## [DATA FOR THIS EXERCISE]
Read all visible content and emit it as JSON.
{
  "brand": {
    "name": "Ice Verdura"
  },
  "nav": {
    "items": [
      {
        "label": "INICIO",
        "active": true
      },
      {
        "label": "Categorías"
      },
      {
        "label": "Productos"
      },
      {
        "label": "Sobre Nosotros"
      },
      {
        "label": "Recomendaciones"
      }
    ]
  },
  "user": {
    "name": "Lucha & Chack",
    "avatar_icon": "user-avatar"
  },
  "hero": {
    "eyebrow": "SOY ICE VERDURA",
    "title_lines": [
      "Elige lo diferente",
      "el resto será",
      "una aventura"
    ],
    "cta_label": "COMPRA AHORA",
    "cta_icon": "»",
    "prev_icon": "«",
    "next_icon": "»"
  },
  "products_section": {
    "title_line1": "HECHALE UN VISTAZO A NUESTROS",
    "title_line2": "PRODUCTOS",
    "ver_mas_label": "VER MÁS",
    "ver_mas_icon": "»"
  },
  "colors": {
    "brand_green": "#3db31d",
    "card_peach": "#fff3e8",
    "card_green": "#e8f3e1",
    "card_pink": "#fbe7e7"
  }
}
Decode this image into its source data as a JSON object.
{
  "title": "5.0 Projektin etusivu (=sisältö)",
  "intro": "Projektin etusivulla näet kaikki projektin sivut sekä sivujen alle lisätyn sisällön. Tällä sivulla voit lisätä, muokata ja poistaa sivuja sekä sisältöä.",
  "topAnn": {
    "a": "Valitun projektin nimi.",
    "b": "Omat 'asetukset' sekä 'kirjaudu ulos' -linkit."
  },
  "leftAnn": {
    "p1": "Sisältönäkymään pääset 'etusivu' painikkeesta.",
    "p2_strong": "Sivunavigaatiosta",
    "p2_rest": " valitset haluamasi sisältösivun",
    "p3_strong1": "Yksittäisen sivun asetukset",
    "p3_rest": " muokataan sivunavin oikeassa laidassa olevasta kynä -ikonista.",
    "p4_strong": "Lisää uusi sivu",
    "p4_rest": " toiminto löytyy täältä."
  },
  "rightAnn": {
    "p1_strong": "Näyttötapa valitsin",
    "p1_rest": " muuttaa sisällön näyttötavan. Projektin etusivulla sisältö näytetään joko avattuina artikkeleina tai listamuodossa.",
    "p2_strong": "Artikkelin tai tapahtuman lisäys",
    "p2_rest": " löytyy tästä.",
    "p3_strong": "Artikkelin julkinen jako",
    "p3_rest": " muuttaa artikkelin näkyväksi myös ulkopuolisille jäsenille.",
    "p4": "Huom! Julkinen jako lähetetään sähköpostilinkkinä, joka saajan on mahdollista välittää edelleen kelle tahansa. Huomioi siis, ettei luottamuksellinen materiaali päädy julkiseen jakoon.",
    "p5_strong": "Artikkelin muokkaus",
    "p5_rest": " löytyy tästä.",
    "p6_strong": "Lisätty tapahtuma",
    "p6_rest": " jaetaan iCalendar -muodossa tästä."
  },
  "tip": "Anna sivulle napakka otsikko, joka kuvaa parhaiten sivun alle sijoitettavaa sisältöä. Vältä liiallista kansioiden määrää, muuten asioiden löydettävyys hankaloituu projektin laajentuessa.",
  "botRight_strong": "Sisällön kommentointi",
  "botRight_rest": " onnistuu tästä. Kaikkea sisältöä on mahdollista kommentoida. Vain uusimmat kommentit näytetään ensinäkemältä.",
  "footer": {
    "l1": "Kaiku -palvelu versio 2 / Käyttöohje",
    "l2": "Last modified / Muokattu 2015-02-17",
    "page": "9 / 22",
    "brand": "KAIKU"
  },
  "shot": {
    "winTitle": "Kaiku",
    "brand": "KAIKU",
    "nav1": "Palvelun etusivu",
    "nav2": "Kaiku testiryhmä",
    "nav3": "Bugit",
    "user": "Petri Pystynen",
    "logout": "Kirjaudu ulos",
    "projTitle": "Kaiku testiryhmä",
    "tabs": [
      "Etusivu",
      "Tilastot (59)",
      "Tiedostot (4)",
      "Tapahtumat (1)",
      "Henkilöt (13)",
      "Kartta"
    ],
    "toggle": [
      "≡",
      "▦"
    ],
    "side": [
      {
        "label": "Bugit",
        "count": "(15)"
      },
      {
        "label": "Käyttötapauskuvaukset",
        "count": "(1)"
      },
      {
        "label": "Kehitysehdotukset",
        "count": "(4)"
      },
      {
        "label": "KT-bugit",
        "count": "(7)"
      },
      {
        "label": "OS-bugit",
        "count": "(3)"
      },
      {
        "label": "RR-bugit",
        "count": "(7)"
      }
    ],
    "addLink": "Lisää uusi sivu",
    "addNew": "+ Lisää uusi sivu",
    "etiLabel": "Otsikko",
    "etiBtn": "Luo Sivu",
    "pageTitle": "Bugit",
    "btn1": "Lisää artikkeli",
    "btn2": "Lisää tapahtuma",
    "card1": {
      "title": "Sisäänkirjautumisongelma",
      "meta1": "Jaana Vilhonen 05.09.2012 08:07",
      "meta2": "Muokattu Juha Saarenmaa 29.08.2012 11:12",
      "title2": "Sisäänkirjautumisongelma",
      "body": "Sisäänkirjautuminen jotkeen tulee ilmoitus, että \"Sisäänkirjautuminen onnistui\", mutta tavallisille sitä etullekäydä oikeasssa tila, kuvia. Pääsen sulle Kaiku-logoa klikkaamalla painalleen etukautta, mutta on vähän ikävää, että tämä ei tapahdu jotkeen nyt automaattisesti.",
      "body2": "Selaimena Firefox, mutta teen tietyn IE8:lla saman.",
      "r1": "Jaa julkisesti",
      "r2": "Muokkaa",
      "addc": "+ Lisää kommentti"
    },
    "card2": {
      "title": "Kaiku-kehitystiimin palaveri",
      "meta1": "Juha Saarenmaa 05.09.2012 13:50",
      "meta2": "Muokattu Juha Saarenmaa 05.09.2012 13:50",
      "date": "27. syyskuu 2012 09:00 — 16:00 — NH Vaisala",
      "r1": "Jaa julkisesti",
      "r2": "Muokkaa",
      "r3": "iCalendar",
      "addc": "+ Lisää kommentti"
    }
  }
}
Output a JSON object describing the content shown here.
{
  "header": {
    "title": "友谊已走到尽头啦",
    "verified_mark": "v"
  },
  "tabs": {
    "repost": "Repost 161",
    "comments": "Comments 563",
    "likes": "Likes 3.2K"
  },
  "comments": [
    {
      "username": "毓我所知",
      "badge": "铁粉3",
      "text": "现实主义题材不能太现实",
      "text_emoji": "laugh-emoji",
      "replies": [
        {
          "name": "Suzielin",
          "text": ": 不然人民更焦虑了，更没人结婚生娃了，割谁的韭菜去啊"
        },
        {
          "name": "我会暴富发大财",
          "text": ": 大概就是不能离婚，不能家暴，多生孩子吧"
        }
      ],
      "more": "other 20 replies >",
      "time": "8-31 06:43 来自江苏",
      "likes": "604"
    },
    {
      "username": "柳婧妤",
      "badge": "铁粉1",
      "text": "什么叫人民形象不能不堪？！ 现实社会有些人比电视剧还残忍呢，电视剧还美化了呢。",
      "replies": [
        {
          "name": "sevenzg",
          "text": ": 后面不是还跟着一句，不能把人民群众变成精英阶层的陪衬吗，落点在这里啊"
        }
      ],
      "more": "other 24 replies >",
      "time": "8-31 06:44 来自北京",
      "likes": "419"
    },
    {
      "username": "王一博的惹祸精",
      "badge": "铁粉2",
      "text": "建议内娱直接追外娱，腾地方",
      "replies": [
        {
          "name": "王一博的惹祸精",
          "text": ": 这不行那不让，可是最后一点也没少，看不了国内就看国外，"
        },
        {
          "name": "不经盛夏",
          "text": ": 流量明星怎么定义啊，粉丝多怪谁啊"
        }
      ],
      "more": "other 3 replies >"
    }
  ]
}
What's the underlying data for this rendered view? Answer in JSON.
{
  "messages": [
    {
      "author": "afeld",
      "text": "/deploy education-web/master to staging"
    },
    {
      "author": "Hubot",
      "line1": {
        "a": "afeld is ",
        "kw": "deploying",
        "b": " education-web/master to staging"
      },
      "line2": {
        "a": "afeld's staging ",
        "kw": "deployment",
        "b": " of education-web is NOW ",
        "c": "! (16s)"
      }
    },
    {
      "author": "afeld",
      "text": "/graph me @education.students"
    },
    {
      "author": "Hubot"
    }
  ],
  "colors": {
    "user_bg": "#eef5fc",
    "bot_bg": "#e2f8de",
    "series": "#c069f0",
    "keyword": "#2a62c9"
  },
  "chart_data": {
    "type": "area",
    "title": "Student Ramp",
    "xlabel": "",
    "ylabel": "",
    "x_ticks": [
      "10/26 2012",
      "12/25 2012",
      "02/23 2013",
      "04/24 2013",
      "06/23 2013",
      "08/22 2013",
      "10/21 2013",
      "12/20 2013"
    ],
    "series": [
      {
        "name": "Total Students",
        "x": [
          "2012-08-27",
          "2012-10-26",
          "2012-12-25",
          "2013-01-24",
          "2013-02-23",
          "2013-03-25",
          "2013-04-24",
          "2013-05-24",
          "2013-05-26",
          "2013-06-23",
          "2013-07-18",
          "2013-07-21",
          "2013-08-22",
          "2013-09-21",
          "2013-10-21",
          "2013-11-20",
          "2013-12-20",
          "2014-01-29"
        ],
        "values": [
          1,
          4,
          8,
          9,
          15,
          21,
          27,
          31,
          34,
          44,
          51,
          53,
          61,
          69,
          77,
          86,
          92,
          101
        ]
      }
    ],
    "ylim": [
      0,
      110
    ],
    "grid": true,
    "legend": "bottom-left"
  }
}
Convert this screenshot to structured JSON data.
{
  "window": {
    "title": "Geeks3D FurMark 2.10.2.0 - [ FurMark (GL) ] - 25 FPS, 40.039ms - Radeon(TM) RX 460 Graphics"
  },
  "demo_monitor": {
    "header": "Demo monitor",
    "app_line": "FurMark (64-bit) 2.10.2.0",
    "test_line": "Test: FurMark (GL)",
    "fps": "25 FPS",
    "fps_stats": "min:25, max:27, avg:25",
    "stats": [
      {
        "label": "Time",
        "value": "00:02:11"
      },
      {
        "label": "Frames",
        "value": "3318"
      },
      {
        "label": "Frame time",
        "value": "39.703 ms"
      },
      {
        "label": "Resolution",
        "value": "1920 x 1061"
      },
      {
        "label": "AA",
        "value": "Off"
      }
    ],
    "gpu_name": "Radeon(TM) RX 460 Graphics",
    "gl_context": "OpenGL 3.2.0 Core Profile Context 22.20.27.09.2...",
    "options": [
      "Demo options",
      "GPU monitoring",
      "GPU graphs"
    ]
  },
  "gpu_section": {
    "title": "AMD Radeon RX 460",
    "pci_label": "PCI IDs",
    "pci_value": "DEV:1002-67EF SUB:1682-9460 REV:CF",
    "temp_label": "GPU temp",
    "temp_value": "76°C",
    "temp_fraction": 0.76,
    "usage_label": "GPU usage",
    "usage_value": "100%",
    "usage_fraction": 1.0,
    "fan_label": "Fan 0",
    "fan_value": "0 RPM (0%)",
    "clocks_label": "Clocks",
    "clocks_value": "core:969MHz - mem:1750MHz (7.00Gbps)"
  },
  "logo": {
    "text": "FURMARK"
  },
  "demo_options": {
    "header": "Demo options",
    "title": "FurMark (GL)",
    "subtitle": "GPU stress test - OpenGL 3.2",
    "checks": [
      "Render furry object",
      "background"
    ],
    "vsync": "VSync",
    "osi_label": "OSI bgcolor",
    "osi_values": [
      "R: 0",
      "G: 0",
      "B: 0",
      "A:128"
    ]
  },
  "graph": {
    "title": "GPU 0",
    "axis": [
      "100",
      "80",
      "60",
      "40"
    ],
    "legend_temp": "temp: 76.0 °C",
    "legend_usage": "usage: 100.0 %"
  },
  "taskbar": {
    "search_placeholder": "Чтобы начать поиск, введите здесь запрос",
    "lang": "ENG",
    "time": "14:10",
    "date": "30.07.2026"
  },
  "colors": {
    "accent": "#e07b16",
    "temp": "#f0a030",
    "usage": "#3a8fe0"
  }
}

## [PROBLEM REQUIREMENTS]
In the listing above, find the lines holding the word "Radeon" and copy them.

## [ANSWER FOR THIS EXERCISE]
    "title": "Geeks3D FurMark 2.10.2.0 - [ FurMark (GL) ] - 25 FPS, 40.039ms - Radeon(TM) RX 460 Graphics"
    "gpu_name": "Radeon(TM) RX 460 Graphics",
    "title": "AMD Radeon RX 460",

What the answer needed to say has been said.